According to the report, in almost all parts of the world, influential countries including India that are regarded as "regional models" have fallen in the index.

The Indian Constitution, while not mentioning the word "press", provides for "the right to freedom of speech and expression" (Article 19(1) a). However this right is subject to restrictions under sub clause (2), whereby this freedom can be restricted for reasons of "sovereignty and integrity of India, the security of the State, friendly relations with foreign States, public order, preserving decency, preserving morality, in relation to contempt, court, defamation, or incitement to an offense.

Laws such as the Official Secrets Act and Prevention of Terrorist Activities Act (PoTA) have been used to limit press freedom. Under PoTA, person could be detained for up to six months for being in contact with a terrorist or terrorist group. PoTA was repealed in 2006, but the Official Secrets Act 1923 continues.

In India, the "world's biggest democracy", the authorities insist on censoring the Web and imposing more and more taboos, while violence against journalists goes unpunished and the regions of Kashmir and Chhattisgarh become increasingly isolated.

A free media is always an indicator of the rank of countries in the comity of nations. Media has been given power in India, and it would do well not to abuse it. The media, as an institution and fourth estate, is accountable to the public and responsible for its actions.

Media practitioners should stop thinking they are above the law.
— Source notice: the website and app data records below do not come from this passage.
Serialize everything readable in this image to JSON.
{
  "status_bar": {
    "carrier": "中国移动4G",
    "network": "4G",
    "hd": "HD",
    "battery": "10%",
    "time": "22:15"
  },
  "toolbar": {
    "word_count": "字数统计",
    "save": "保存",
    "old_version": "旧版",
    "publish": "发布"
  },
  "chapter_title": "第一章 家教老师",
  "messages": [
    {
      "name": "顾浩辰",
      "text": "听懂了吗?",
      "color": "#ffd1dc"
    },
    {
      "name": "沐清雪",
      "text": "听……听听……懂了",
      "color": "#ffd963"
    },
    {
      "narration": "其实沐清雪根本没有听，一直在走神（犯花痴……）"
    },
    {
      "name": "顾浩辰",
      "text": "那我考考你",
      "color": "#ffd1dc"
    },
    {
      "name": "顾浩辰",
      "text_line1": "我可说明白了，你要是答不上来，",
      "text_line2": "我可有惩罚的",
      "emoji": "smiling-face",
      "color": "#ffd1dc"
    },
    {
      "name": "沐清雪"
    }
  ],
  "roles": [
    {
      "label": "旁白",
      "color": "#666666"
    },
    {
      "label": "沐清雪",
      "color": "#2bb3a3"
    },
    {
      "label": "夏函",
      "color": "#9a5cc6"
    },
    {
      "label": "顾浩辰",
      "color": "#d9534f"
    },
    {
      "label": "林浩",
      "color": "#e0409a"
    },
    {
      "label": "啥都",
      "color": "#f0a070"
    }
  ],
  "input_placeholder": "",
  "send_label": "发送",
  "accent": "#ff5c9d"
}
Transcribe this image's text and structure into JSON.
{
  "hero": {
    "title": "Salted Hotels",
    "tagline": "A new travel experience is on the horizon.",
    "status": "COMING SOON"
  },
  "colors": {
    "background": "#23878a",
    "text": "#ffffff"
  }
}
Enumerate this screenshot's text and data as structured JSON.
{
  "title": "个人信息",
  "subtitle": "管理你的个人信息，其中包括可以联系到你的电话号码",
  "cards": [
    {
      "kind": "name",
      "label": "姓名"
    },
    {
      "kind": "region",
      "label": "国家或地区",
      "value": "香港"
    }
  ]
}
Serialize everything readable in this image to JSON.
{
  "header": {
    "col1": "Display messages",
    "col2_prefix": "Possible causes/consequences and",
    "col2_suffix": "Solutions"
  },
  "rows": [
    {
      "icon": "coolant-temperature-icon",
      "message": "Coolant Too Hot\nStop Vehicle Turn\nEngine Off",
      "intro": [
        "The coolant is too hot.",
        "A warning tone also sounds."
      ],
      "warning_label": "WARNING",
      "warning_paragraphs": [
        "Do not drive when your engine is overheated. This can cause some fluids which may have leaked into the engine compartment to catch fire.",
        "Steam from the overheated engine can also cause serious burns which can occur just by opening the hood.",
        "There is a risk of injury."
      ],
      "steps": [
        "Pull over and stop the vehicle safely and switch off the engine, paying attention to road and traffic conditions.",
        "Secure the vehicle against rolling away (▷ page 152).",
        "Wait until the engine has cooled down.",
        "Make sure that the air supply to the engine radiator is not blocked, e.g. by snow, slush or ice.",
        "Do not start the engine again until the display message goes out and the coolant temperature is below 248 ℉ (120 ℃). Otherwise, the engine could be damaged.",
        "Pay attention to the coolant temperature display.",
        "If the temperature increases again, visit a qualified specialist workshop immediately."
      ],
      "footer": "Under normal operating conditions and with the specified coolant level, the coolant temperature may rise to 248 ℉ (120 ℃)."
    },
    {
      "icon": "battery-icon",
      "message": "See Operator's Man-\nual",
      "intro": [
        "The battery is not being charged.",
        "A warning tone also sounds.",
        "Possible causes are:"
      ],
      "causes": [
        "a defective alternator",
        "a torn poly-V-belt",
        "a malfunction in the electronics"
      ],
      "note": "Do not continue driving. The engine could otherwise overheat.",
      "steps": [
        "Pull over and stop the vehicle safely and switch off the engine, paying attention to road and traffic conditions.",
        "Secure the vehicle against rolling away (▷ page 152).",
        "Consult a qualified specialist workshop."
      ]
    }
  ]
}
Media must introduce an internal scheme of checks and balances though this is an uphill task.

(Disclaimer: The views expressed by the author in this article are his own and do not necessarily reflect the views of City Air News.)

Thursday, January 31, 2013